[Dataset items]

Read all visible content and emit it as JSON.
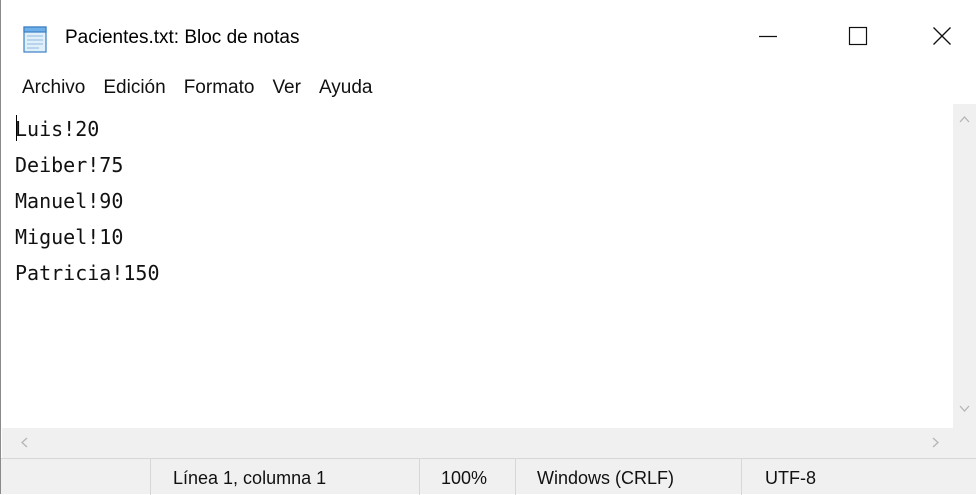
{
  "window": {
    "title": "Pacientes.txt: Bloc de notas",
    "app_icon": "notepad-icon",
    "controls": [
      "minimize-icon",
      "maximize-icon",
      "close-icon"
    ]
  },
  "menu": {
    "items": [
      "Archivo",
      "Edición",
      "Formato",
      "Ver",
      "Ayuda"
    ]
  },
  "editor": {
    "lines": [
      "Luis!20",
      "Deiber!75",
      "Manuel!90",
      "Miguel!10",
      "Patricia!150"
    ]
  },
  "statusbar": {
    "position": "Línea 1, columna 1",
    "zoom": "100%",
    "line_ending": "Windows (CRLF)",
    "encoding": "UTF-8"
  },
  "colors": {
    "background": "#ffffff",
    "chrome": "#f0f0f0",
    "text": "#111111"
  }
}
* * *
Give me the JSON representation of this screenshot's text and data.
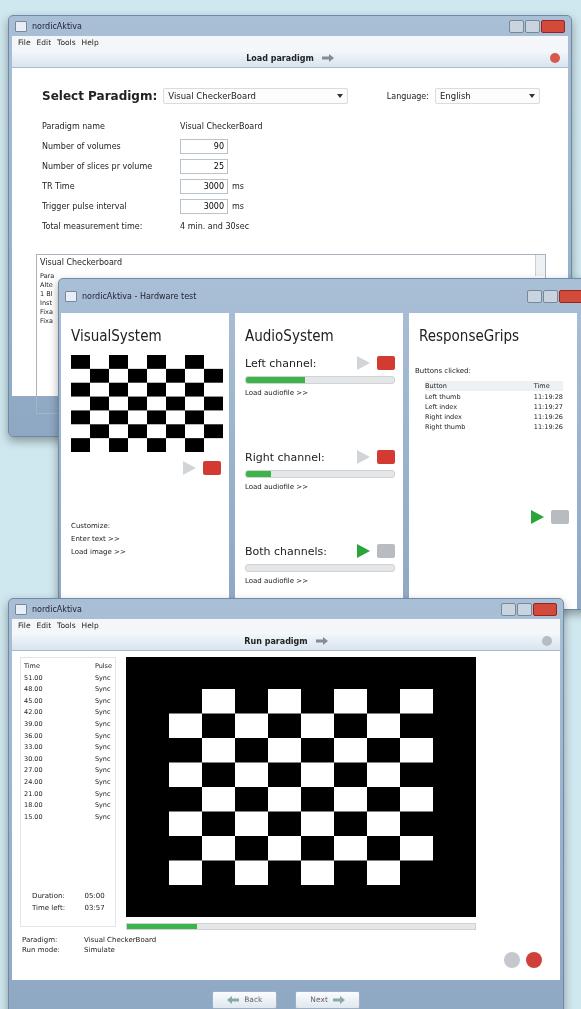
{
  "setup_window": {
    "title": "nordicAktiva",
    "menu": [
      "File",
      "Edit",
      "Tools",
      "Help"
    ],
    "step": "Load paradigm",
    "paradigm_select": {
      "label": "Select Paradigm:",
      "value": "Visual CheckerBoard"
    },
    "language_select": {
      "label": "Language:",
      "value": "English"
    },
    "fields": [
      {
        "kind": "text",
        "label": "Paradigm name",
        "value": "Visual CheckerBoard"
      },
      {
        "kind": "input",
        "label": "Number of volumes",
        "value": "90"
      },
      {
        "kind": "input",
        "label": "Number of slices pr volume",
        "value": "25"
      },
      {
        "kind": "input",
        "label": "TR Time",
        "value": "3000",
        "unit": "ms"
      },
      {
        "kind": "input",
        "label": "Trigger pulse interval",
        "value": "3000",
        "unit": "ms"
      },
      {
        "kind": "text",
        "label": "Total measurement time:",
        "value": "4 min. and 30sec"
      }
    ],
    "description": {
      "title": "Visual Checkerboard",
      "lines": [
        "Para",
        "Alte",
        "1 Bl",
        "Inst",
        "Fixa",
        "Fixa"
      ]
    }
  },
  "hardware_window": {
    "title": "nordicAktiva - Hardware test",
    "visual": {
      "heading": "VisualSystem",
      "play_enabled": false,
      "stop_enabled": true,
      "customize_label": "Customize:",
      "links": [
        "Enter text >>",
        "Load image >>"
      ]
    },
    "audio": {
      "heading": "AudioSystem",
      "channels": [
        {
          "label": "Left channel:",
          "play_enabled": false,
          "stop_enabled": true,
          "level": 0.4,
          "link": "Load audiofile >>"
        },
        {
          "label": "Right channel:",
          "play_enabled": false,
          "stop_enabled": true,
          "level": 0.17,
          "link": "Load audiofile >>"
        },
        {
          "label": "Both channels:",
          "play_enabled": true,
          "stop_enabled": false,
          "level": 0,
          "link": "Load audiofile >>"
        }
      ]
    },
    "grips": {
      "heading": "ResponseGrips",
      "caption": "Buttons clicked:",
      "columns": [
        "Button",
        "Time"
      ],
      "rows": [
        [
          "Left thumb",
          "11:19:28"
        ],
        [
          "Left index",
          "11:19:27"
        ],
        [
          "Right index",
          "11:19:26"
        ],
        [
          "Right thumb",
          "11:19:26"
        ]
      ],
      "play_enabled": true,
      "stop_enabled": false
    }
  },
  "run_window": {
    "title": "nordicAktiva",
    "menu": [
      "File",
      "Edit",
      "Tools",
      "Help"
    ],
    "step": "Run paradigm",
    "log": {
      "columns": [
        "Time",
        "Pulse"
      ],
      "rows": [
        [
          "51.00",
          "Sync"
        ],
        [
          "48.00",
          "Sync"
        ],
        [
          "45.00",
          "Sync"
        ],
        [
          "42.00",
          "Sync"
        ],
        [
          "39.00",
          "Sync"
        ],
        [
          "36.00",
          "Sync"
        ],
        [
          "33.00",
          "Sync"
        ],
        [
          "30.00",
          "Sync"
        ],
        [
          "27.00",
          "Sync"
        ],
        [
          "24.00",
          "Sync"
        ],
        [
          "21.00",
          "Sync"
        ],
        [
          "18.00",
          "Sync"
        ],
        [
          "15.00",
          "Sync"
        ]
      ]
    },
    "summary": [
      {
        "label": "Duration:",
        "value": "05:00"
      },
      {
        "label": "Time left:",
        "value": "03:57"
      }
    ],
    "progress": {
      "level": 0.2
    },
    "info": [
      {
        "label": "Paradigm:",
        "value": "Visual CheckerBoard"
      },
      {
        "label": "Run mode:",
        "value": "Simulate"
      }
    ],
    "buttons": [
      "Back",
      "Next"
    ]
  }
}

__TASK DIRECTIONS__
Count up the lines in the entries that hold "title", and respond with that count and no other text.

__RESPONSE__
5